Most of my posts about new scientific advances will be summaries and commentaries based on papers published in major open-access journals. Whilst I have access to all major research journals, some of the most prominent ones (notably, Science, Current Biology, Cell, Neuron) require a subscription to read. By focusing on open-access journals, I can encourage you to read the papers yourself to get the whole story (and/or to check up on me), and I can freely reuse images and other media. Many of the open-access journals are top-flight, especially two of the newest ones, eLife and Cell Reports. Nature Communications is more established and also open access (somewhat recently changed to all open access). I tend to favour the high-quality open-access PLoS (Public Library of Science) journals—PLoS Biology and PLoS Genetics.
The Cell Press journals (Current Biology, Cell, Neuron, Cell Stem Cell) are free after a year, and regularly have free featured articles that are available for a few weeks.
Nature papers can now be read (but not downloaded or printed) by anyone. This means that I will be much more likely to write on Nature articles, which is great news. Read more about the new Nature scheme here.
For general science coverage, I prefer the Guardian, the Independent, and the New York Times.

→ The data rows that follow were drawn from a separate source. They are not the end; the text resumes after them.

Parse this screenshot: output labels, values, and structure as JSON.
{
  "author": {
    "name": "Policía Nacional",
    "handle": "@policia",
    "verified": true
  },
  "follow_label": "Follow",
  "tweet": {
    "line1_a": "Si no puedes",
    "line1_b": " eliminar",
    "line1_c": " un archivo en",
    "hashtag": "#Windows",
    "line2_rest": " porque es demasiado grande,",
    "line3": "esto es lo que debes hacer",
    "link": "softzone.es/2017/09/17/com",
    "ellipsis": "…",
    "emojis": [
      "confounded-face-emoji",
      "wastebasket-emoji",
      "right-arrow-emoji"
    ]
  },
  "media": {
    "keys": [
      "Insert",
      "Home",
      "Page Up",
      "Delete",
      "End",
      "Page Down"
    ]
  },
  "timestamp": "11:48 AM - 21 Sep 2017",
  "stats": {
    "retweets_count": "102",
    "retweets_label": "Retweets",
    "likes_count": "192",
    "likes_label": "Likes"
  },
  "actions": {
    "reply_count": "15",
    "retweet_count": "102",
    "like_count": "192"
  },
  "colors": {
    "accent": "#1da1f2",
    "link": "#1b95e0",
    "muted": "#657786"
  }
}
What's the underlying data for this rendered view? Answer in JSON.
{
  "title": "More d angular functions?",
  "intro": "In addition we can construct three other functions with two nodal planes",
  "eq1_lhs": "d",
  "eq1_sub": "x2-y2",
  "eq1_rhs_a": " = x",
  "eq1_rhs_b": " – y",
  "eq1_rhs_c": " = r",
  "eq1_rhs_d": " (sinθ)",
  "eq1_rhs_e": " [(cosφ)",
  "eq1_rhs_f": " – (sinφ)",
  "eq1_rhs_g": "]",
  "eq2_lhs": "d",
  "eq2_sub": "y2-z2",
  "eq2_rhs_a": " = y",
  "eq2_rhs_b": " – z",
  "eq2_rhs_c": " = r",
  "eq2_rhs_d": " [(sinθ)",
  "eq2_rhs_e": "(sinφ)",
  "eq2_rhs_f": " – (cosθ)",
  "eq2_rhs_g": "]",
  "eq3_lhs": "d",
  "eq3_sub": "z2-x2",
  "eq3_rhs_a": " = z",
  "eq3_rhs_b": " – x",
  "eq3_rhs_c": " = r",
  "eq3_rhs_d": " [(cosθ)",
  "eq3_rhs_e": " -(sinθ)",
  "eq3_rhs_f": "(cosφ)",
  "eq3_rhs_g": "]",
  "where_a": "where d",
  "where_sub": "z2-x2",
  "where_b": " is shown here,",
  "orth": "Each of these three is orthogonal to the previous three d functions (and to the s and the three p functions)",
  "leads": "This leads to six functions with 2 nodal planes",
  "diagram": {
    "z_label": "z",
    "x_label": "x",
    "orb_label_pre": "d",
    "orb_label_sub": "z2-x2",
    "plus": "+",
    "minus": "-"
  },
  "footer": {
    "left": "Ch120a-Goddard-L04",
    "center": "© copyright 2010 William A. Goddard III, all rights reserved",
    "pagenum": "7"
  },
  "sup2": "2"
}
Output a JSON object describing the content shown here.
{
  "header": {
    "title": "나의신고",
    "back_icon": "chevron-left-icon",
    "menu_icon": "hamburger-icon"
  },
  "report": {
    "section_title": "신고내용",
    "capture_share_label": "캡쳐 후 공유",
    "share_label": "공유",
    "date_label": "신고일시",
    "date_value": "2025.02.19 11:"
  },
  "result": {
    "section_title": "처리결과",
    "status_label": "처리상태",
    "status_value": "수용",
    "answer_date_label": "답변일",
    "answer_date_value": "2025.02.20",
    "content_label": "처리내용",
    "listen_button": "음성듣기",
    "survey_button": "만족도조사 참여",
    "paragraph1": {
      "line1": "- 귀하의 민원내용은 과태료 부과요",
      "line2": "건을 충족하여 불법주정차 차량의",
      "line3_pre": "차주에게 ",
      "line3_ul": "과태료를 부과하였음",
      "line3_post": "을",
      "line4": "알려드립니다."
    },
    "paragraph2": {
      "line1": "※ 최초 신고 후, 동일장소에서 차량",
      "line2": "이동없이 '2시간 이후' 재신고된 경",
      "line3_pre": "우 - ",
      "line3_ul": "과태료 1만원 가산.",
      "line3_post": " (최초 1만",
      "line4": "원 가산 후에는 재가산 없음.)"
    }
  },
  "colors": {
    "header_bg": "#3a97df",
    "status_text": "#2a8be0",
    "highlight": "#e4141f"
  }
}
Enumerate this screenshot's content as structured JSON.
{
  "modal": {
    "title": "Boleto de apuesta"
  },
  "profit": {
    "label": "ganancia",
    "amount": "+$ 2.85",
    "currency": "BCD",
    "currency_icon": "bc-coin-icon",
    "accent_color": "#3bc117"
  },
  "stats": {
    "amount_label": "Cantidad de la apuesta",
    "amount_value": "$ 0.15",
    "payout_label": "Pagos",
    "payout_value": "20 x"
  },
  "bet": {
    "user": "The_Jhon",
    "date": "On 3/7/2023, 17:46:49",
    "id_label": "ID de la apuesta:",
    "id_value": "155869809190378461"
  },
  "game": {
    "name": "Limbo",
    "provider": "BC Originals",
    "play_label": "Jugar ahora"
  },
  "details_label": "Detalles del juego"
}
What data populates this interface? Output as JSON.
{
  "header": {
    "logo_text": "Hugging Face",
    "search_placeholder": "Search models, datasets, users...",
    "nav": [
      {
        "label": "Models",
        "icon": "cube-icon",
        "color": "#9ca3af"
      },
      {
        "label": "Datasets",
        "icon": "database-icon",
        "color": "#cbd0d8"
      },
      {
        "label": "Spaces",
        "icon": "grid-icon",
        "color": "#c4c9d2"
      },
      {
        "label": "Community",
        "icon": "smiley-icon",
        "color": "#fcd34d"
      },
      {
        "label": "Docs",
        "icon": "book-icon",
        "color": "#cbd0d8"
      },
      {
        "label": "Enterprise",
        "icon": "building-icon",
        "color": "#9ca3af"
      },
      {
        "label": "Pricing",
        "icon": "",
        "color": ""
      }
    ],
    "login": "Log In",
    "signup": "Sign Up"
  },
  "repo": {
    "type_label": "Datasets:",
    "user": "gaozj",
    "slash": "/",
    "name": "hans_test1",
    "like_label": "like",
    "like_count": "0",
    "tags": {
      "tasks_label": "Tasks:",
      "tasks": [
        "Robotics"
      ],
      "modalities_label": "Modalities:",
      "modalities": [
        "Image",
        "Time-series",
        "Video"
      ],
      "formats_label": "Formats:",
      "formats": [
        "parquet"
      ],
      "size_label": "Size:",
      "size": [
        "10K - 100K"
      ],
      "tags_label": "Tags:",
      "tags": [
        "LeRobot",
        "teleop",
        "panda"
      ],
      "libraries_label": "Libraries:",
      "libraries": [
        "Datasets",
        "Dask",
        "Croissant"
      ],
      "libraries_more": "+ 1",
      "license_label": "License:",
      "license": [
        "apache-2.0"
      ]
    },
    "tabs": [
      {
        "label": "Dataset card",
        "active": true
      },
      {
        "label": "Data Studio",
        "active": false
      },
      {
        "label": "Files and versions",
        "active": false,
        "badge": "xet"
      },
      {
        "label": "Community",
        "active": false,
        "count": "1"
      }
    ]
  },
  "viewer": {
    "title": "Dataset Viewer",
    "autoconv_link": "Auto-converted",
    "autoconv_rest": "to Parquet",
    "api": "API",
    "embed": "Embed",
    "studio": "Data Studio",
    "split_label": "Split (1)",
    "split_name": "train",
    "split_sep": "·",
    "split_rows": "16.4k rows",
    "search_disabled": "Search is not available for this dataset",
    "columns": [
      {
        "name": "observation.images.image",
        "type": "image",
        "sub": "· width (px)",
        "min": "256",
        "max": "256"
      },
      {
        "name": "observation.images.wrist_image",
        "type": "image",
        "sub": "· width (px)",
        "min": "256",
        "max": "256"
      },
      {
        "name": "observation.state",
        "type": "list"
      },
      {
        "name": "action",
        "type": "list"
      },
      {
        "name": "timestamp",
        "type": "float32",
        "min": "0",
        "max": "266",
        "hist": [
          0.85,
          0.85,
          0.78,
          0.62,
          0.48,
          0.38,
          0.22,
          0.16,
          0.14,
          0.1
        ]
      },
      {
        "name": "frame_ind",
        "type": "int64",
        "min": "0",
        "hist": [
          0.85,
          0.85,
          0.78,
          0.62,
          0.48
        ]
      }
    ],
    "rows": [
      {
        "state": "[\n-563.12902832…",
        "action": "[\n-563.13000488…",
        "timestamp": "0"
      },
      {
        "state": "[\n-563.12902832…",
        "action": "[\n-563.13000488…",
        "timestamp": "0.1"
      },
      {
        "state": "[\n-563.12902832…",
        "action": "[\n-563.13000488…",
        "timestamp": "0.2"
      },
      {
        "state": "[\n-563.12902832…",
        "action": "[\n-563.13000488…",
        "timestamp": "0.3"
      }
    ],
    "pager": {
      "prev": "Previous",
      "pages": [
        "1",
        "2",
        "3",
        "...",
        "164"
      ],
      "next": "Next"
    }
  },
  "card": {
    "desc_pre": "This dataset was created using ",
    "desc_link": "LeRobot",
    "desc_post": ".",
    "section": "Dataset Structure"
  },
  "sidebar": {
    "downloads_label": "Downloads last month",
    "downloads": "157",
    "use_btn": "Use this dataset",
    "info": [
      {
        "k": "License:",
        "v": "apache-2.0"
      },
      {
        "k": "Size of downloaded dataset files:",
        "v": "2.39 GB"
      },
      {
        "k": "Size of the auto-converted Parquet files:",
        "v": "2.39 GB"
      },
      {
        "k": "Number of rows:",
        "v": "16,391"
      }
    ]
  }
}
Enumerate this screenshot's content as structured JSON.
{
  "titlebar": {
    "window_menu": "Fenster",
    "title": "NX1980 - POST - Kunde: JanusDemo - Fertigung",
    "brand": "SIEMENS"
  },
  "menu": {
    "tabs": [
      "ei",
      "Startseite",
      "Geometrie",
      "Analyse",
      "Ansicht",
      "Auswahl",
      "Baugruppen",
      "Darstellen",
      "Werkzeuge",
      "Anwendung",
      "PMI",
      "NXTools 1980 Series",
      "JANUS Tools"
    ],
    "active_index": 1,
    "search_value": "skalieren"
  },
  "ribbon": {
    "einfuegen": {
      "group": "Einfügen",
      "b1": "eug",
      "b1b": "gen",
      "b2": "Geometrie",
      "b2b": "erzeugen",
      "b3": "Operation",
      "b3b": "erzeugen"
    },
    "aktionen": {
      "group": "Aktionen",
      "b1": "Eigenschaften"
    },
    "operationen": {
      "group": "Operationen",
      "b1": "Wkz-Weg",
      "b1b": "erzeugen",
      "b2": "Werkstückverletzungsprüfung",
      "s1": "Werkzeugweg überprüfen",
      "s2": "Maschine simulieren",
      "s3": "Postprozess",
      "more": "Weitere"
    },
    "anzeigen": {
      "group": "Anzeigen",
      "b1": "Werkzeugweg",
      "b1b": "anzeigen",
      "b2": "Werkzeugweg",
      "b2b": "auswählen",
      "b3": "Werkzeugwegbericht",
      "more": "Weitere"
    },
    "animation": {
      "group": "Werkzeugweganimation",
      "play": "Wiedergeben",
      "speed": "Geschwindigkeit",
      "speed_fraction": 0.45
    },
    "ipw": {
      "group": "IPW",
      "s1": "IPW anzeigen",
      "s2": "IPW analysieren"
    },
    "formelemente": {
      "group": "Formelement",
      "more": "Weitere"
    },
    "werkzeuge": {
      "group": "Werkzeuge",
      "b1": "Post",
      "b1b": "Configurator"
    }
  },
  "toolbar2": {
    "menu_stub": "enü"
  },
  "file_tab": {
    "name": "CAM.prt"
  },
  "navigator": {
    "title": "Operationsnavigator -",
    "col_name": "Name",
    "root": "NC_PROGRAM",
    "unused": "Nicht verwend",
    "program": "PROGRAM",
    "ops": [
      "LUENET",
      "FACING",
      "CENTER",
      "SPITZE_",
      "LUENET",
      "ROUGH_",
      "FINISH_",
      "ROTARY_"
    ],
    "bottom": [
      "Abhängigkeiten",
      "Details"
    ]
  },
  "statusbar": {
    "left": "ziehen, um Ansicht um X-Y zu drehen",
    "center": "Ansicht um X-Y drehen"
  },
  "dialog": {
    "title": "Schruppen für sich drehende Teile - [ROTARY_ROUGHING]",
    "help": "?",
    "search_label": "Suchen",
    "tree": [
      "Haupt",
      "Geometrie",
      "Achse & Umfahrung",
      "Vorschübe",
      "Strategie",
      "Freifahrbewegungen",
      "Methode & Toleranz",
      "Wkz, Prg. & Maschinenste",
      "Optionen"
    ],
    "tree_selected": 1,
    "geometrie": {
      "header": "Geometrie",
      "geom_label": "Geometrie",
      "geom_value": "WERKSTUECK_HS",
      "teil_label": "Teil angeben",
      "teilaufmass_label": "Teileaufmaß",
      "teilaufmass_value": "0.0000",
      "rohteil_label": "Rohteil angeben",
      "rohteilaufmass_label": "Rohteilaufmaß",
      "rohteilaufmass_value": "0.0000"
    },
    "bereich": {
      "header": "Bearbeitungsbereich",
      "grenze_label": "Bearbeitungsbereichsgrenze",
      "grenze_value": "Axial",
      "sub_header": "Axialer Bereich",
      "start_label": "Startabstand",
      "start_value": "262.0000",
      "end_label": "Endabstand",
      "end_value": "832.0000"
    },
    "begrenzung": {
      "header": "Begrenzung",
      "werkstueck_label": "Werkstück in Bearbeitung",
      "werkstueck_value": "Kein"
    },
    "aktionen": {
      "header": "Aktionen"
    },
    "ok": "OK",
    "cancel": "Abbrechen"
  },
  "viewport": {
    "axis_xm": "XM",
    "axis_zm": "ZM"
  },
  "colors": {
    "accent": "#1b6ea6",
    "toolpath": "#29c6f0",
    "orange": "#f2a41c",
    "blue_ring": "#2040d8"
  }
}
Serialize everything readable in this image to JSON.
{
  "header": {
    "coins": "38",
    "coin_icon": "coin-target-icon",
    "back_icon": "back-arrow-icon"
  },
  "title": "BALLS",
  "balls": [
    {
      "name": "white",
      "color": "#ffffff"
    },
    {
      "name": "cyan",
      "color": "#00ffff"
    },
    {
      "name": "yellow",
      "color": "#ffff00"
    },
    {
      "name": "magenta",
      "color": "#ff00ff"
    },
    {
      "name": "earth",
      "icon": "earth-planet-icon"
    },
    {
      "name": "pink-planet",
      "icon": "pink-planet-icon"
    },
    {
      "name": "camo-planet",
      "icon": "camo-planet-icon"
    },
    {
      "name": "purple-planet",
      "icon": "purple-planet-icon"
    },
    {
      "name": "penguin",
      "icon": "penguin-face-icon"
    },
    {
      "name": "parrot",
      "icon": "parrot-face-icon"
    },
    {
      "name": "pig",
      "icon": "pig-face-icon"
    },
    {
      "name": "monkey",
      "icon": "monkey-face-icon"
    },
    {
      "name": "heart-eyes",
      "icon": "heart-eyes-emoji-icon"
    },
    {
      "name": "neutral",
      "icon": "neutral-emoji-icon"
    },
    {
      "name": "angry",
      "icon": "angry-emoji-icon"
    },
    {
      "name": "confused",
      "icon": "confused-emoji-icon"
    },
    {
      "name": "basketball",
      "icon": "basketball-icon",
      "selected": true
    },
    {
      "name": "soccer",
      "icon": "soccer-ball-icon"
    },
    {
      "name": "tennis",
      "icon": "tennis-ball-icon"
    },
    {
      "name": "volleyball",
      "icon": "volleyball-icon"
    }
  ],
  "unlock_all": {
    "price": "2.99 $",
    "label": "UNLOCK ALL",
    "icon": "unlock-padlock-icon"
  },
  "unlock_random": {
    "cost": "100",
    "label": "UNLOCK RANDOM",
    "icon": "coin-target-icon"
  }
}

I do not actively monitor anti-science blogs or sites, but Facebook fills in nicely. I have occasionally visited the discussion forums at Biologos; here is my profile there.